Caolan McAleer pulled back a point from a free before having to leave the field, but Damian Keane quickly cancelled that out. Paudie O’Neill took over the free taking duties and hit a couple over, but Malee then put the tie to bed in a devastating five-minute period.
First, a peach from the left wing with his right foot, then a mirror image from the right wing with his left, and a free in between that made for an eight-point margin with just five minutes remaining.
McDermotts are well known for their battling qualities and they rallied, but Alan Ward’s charges showed their experience in snuffling out any serious threats over the closing stages.
They were happy to concede frees from distance and O’Neill did land three of them, but they never looked like getting the goal they needed.

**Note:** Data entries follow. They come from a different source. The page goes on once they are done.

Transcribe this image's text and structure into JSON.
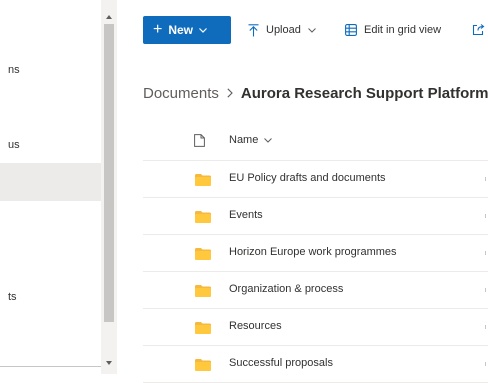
{
  "leftnav": {
    "items": [
      {
        "label": "ns"
      },
      {
        "label": "us"
      },
      {
        "label": ""
      },
      {
        "label": "ts"
      }
    ]
  },
  "commandbar": {
    "new_label": "New",
    "upload_label": "Upload",
    "edit_grid_label": "Edit in grid view"
  },
  "breadcrumb": {
    "root": "Documents",
    "current": "Aurora Research Support Platform"
  },
  "list": {
    "column_name": "Name",
    "rows": [
      {
        "name": "EU Policy drafts and documents",
        "type": "folder"
      },
      {
        "name": "Events",
        "type": "folder"
      },
      {
        "name": "Horizon Europe work programmes",
        "type": "folder"
      },
      {
        "name": "Organization & process",
        "type": "folder"
      },
      {
        "name": "Resources",
        "type": "folder"
      },
      {
        "name": "Successful proposals",
        "type": "folder"
      }
    ]
  },
  "colors": {
    "accent": "#0f6cbd",
    "folder": "#f4b93e",
    "selected_nav": "#edebe9"
  },
  "icons": [
    "plus-icon",
    "chevron-down-icon",
    "upload-icon",
    "grid-icon",
    "share-icon",
    "document-icon",
    "folder-icon"
  ]
}
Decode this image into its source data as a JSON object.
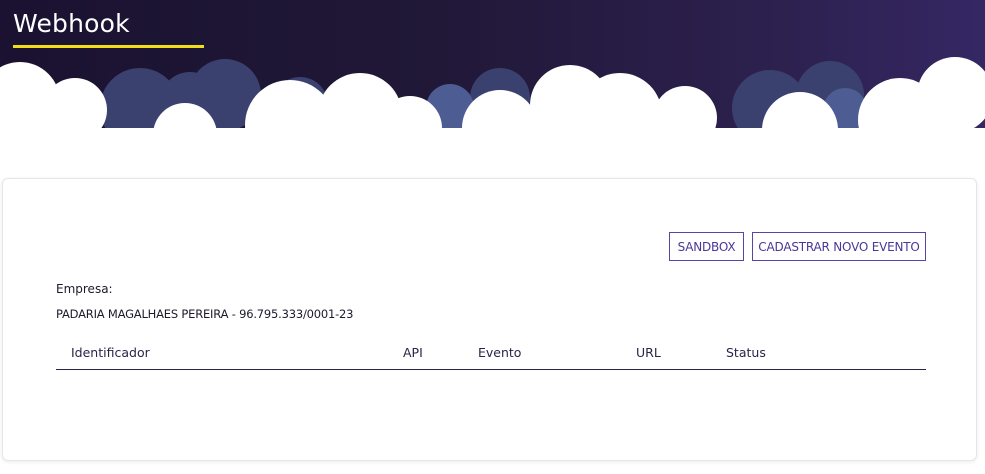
{
  "header": {
    "title": "Webhook",
    "accent_color": "#f2dd1b",
    "background_color": "#1f1636"
  },
  "card": {
    "buttons": {
      "sandbox": "SANDBOX",
      "new_event": "CADASTRAR NOVO EVENTO"
    },
    "company_label": "Empresa:",
    "company_value": "PADARIA MAGALHAES PEREIRA - 96.795.333/0001-23",
    "table": {
      "columns": [
        "Identificador",
        "API",
        "Evento",
        "URL",
        "Status"
      ],
      "rows": []
    }
  },
  "colors": {
    "primary": "#4a3797",
    "cloud_back": "#3a3f6e",
    "cloud_front": "#ffffff"
  }
}
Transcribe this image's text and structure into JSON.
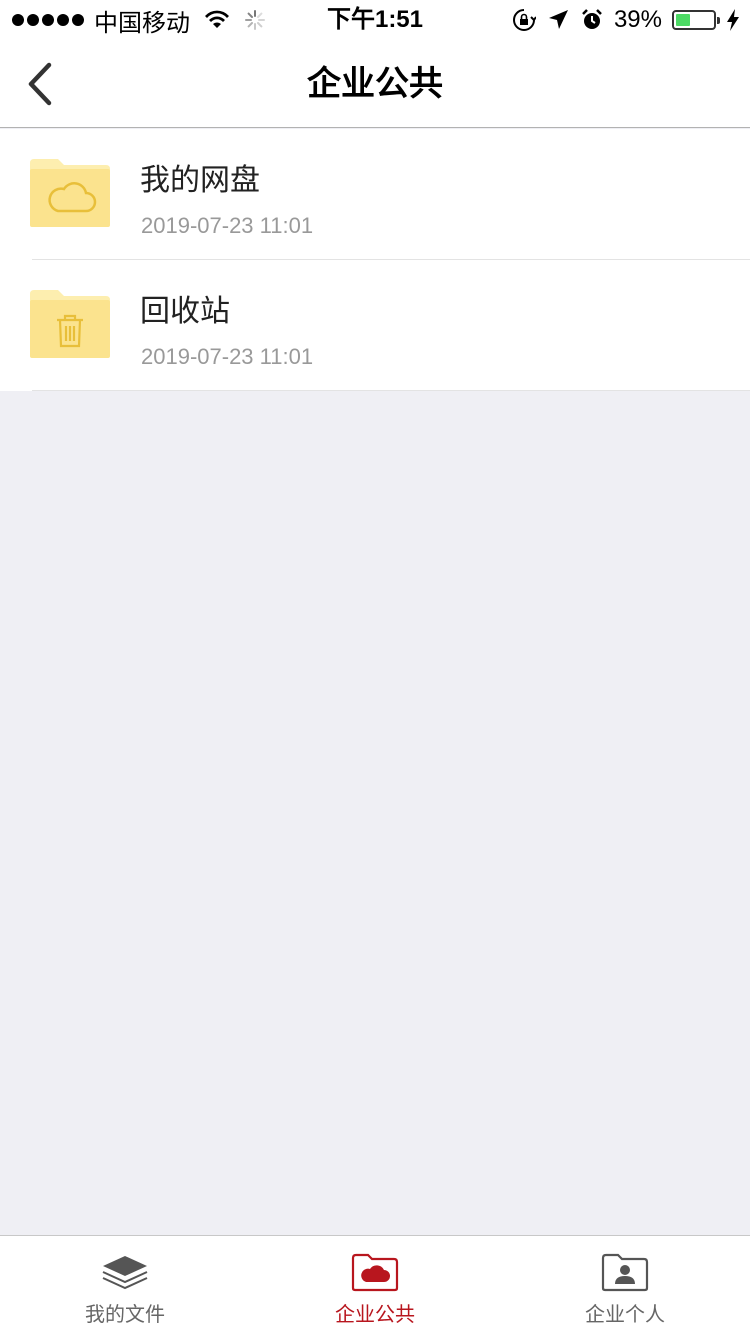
{
  "status_bar": {
    "carrier": "中国移动",
    "time": "下午1:51",
    "battery_percent": "39%",
    "battery_level": 0.39,
    "battery_color": "#4cd964"
  },
  "nav": {
    "title": "企业公共",
    "back_icon": "chevron-left-icon"
  },
  "files": [
    {
      "name": "我的网盘",
      "date": "2019-07-23 11:01",
      "icon": "cloud-folder-icon"
    },
    {
      "name": "回收站",
      "date": "2019-07-23 11:01",
      "icon": "trash-folder-icon"
    }
  ],
  "tabs": [
    {
      "label": "我的文件",
      "icon": "layers-icon",
      "active": false
    },
    {
      "label": "企业公共",
      "icon": "cloud-folder-icon",
      "active": true
    },
    {
      "label": "企业个人",
      "icon": "person-folder-icon",
      "active": false
    }
  ],
  "colors": {
    "accent": "#b8161e",
    "folder": "#fbe38e",
    "folder_tab": "#fdeeaf",
    "folder_glyph": "#e8bf3a",
    "background": "#efeff4"
  }
}
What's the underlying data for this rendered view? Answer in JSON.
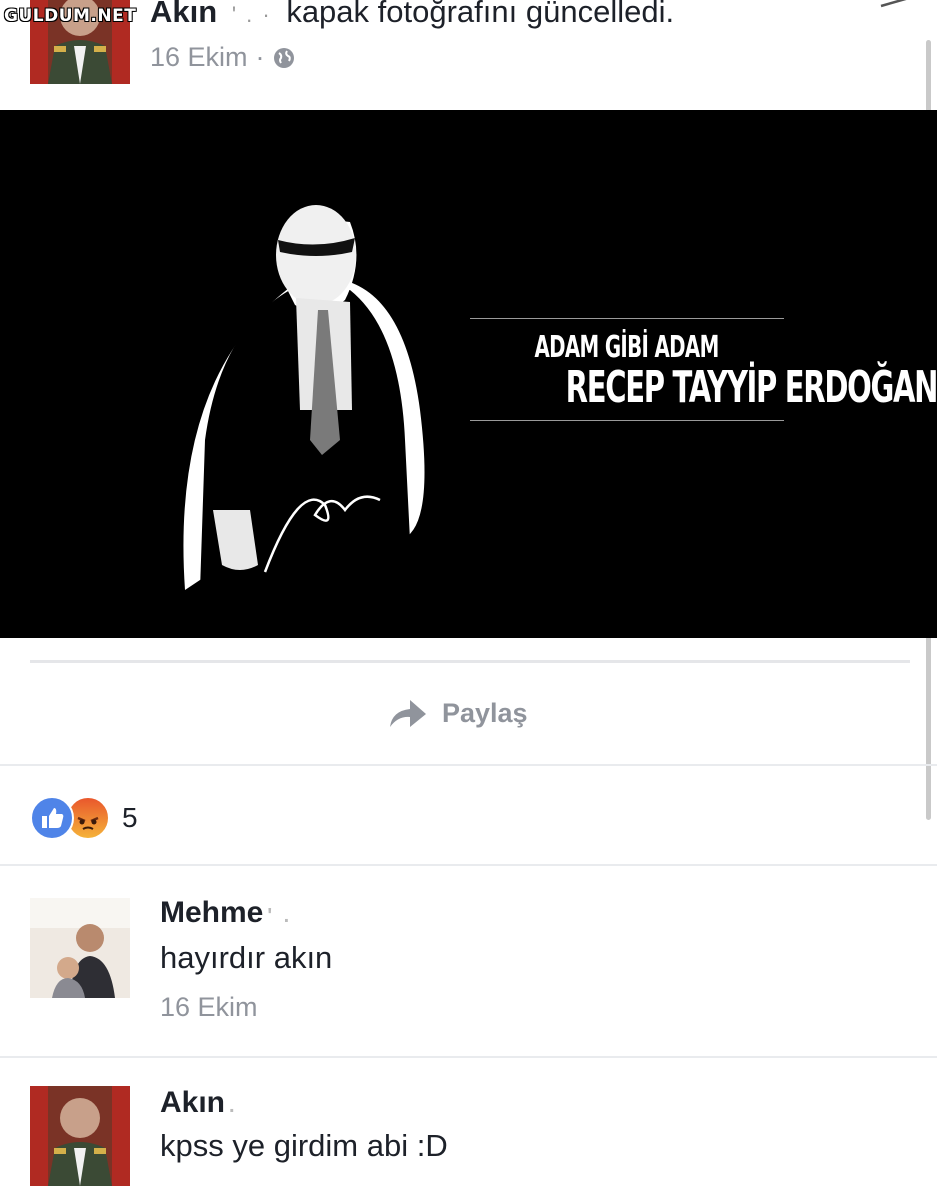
{
  "watermark": "GULDUM.NET",
  "post": {
    "author": "Akın",
    "author_mask": "' . ·",
    "action": "kapak fotoğrafını güncelledi.",
    "date": "16 Ekim",
    "separator": "·",
    "privacy_icon": "globe-icon",
    "menu_icon": "chevron-down-icon"
  },
  "cover": {
    "line1": "ADAM GİBİ ADAM",
    "line2": "RECEP TAYYİP ERDOĞAN"
  },
  "actions": {
    "share_icon": "share-arrow-icon",
    "share_label": "Paylaş"
  },
  "reactions": {
    "icons": [
      "like-icon",
      "angry-icon"
    ],
    "count": "5"
  },
  "comments": [
    {
      "name": "Mehme",
      "name_mask": "'  .",
      "text": "hayırdır akın",
      "time": "16 Ekim"
    },
    {
      "name": "Akın",
      "name_mask": ".",
      "text": "kpss ye girdim abi :D"
    }
  ],
  "colors": {
    "text": "#1d2129",
    "meta": "#90949c",
    "like": "#4f84e8",
    "angry": "#e9572c"
  }
}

It was a terrific team performance from the Scottish side and to a man they all played their part.
But as is often the case someone will choose the biggest day to shine and Sean Malee gave a five-star performance to lead his side home.
The strength in depth was also evident as they lost players to injury in the second half, but their momentum and cohesion was never interrupted. They can now look forward to an All Ireland quarter- final against the winners of next week’s Ulster Junior final.
British champions for the third time in our history, and the second consecutive year.
Connollys abú! 💚💙 pic.twitter.com/h6EtAObeVy
— Dunedin Connollys (@DunedinCGFC) November 19, 2017
For Sean McDermotts, their Mayo-like wait goes on but perhaps it is unfair to place such a history on young shoulders in the first place. The fact that nine of their starting line-up were home grown on the fields of Birmingham speaks volumes for the club.
They have some terrific talent in their ranks and not one of them ever threw in the towel when the tide was against them. Their day will come.
DUNEDIN CONNOLLY’S: Tony Harbinson; Fintan Kearney, Brendan Parson, Tom Fitzgerald (0-1); Bryan Russell, Conor Horan, Brian McAteer; Vincent Moriarty, Alda Matassa (0-2, 45’s), Paul Reen (0-1), Ronan McGurk, Frank Molloy (0-2), Damian Keane (0-1), Sean Malee (1-9, 5f). SUBS: Eanna Newton for Vincent Moriarity, Will Stevenson for Paul Reen, John Dolan for Frank Molloy, Daniel Loftus for Ronan McGurk, Adam McKeever (0-1) for Damian Keane, Seamus Mulvihill for Eanna Newton.
SEAN MCDERMOTTS: Macualey Felgate, Mikey Pyne, Kevin O’’Brien, Eamon Killiney, Niall Gilbride, Liam Gilbride, Michael Mannion, Andy Willis, Ryan Bennett (0-1), Ciannon Folan, Paudie O Neill (0 6, 3f), Caolan McAleer (0-1), Anthony Moriarty (0-3, 2f), Conal Dowling (1-0), Joe Owens (0- 1). SUBS: Michael Hayden for Mikey Pyne, Niall McCooey for Caolan McAteer, Declan Staunton for Ciannon Folan.